Tariq Karim, a recent ambassador from Bangladesh to the US, played a part in helping India and Bangladesh to reach agreement on the use of the Ganges River waters. 'When two people talk across each other with different narratives,' he said, 'it is important for both sides to acknowledge that any results cannot be a zero sum game. Concessions from one must be met by some from the other.' 'The biggest prisons,' he concluded, 'are the prisons we set in our own minds.'

Ambassador John McDonald, who had established the Institute for Multi - Track Diplomacy after retiring from diplomatic service, told of a people to people initiative he was working on with the governments of India and Pakistan which, if it is accepted, would allow people whose families are divided to travel by bus between the capital cities of the two Kashmirs for day - long visits.

Dr Douglas Johnston, head of the International Center for Religion and Diplomacy, reflected, 'We have to learn to put on the other person's hat, to discover their legitimate aspirations.'

Responding to the sense of hopelessness expressed by one young American, Ambassador Qazi said that it is possible to organize to change things in America: study the problem well to become convinced that you are right in your views; find like - minded people to work with you; and bring the issue to the attention of others - at both the grassroots and leadership levels. He had seen this happen on issues of women's rights and the environment, which had been addressed by 'intelligent work.'

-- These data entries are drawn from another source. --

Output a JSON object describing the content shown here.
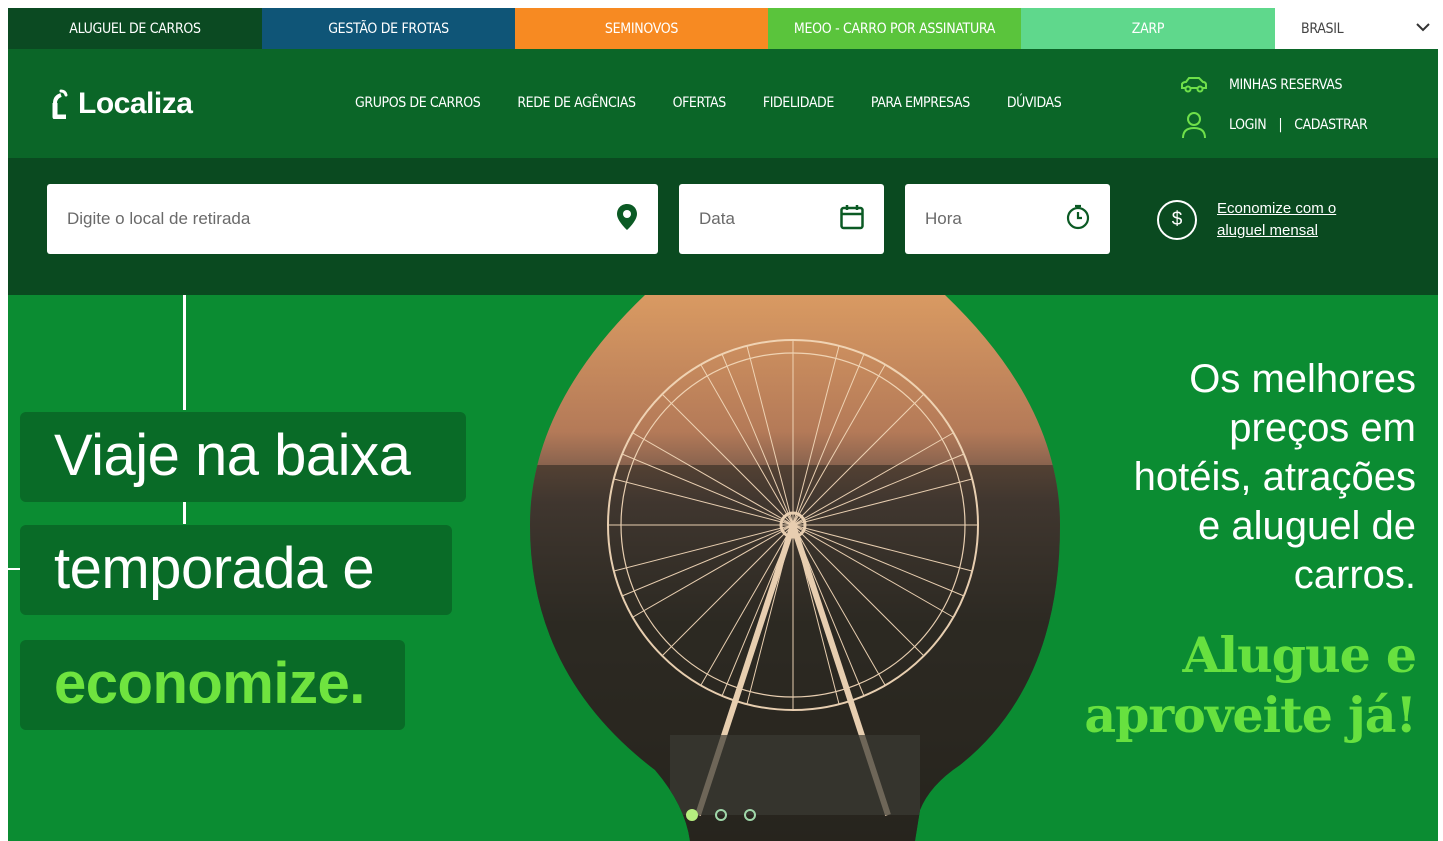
{
  "topbar": {
    "tabs": [
      "ALUGUEL DE CARROS",
      "GESTÃO DE FROTAS",
      "SEMINOVOS",
      "MEOO - CARRO POR ASSINATURA",
      "ZARP"
    ],
    "country": "BRASIL"
  },
  "header": {
    "logo": "Localiza",
    "nav": [
      "GRUPOS DE CARROS",
      "REDE DE AGÊNCIAS",
      "OFERTAS",
      "FIDELIDADE",
      "PARA EMPRESAS",
      "DÚVIDAS"
    ],
    "my_reservations": "MINHAS RESERVAS",
    "login": "LOGIN",
    "separator": "|",
    "register": "CADASTRAR"
  },
  "search": {
    "location_placeholder": "Digite o local de retirada",
    "date_placeholder": "Data",
    "time_placeholder": "Hora",
    "coin_symbol": "$",
    "monthly_link": "Economize com o aluguel mensal"
  },
  "hero": {
    "tagline": [
      "Viaje na baixa",
      "temporada e",
      "economize."
    ],
    "right_copy": [
      "Os melhores",
      "preços em",
      "hotéis, atrações",
      "e aluguel de",
      "carros."
    ],
    "cta": [
      "Alugue e",
      "aproveite já!"
    ],
    "slide_count": 3,
    "active_slide": 1
  },
  "colors": {
    "header_green": "#0b6628",
    "search_bg": "#0a4a20",
    "hero_green": "#0b8c32",
    "accent_lime": "#67e13f"
  }
}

Responding to concerns voiced by some present about US policies, Gandhi suggested that Americans should hold President Bush accountable to his own assertion that 'God is the God of everyone and every human being on earth is of equal worth.'